Here's a pullback that shows the lighting. Remember, there is a ½ CTO gel on the key at upper left and a full CTB on the fill at lower right:

And speaking of which, why is the fill coming from below? Well, I want it to illuminate and color the shadows, which are being cast from above left. So I want it pushing from below right. I could do the same thing from on-axis, but it would be a different look.

I want the fill to reach into the crevices, so I am shooting from right up against the left edge of that fill umbrella. But I can walk around and shoot from the other (right) edge of the fill umbrella and get a completely different look—one that is much more filled with blue. And I shifted this picture more to blue in post to carry those tones into the background.

But his face is still picking up the more powerful key.

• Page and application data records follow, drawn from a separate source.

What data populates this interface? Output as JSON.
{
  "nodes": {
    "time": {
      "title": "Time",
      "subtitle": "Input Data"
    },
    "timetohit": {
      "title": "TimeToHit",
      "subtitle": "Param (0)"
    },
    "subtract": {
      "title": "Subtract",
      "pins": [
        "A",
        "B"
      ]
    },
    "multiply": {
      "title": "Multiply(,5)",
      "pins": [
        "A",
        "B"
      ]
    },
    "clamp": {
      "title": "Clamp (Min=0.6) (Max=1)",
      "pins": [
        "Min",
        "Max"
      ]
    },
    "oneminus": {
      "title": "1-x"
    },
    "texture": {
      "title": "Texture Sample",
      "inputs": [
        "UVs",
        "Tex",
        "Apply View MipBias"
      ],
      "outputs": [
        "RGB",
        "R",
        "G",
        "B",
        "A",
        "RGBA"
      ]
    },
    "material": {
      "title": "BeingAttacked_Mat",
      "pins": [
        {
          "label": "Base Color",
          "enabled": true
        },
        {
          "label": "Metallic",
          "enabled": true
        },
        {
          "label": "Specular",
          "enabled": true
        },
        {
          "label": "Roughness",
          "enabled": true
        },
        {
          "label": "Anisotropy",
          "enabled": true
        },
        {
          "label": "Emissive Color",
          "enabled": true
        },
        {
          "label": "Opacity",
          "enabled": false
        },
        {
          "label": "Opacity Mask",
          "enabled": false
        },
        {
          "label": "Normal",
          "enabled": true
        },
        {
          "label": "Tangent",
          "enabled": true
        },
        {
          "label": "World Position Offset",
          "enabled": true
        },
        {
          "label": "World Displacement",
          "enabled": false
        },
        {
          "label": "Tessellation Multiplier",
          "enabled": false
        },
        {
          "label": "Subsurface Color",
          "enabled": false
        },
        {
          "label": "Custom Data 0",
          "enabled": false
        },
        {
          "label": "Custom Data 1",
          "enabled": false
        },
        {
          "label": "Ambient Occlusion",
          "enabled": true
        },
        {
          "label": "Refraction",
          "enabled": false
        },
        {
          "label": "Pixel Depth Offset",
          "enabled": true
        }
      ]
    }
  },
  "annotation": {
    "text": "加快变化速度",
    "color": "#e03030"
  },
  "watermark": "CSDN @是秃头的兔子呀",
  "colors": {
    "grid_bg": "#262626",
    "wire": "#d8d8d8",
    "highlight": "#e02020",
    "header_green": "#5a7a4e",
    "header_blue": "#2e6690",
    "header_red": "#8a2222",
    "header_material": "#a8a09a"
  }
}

Even though shot in the exact same environment and light as the head shot above, the camera angle shift creates a pretty different look. Ultimately, Ben preferred this image as it was the one he chose to front his web site.

Moving back around to the front facade of the abutment gives us a more standard, two-dimensional backdrop. Like one of those fancy faux "exposed concrete" walls in an expensive rental studio. But it is really exposed, and it is free.

I love both the texture of the facade and his vulnerable expression and body language here. I enjoy working with actors, as they can very seamlessly reach into themselves and pull out a different expression and feel to a portrait. (I wrote about that in detail earlier, in this 2013 OA of actress MaryLee Adams.)

My goal is to keep working with that and to have the confidence to incorporate it more into my portraits of people who are not actors, too.

The light for the above portrait may feel like just one key light, but is really a two-light setup. It's still done with LP180 speedlights, but this time they are both in Westcott double-fold umbrellas. The key (from upper right) has a ¼ CTO warming gel and the fill (opposite axis, lower left) has a ½ CTB cooling gel. But the fill is dialed down a couple stops so that color shift is pretty subtle.

Here is a BTS pic:

To be honest, I kinda like that as a picture, too. And I love, love that backdrop. (Free to use, come on down…)

In these photos, the fill from lower left (which, again, I am right up against with my camera position) is very subtle and would only be noticeable in its absence. For that reason, I have taken out the second (fill) highlight in Ben's eyes. So it really feels now like a one-light photo, albeit one with much more control of the shadows.

The quality of the fill, as much as anything else, creates a tonal feel that belies the use of a small-chip camera like the Fuji X-E2 I used to make this photo. The lens was Fuji's surprisingly good kit zoom, the 18-55/2.8-4. It is at ~37mm, which translates to roughly 50mm on a full-frame chip.

A lot of people don't like a 50 (or 35 APS equivalent) for head shots. I actually like it a lot, as long as you are far enough back to hold the head shot in a horizontal (or obviously, square) format. If you are so close that you have to go vertical to hold the face, you are also close enough for the focal length to really give you more of a spherical distortion on the face.

But from this far back the 50FF/35APS looks very three-dimensional and intimate to me. That leverages the power of Ben's direct-camera gaze which makes this my favorite of the images we shot that evening.

It's not a standard actor's head shot, but rather more of a portrait of a person who happens to be an actor. Which is obviously more of where I'm coming from with this as a photographer. And ultimately my goal in a shoot is to make photos that appeal to both the subject and to me, even if they are not the same photos.


On Assignment: Ben Lurye is #168 in the long-running On Assignment series, which can be found here.

Discussion? Questions? Via Twitter, use hashtag #StrOA168—and add "@Strobist" at the end of the tweet if is important that I see it.

NEXT: Lighting Like Leo


New to Strobist? Start here | Or jump right to Lighting 101
Connect w/Strobist readers via: Words | Photos
Got a question? Hit me on Twitter: @Strobist
Save Money: Browse MPEX Weekly Strobist Deals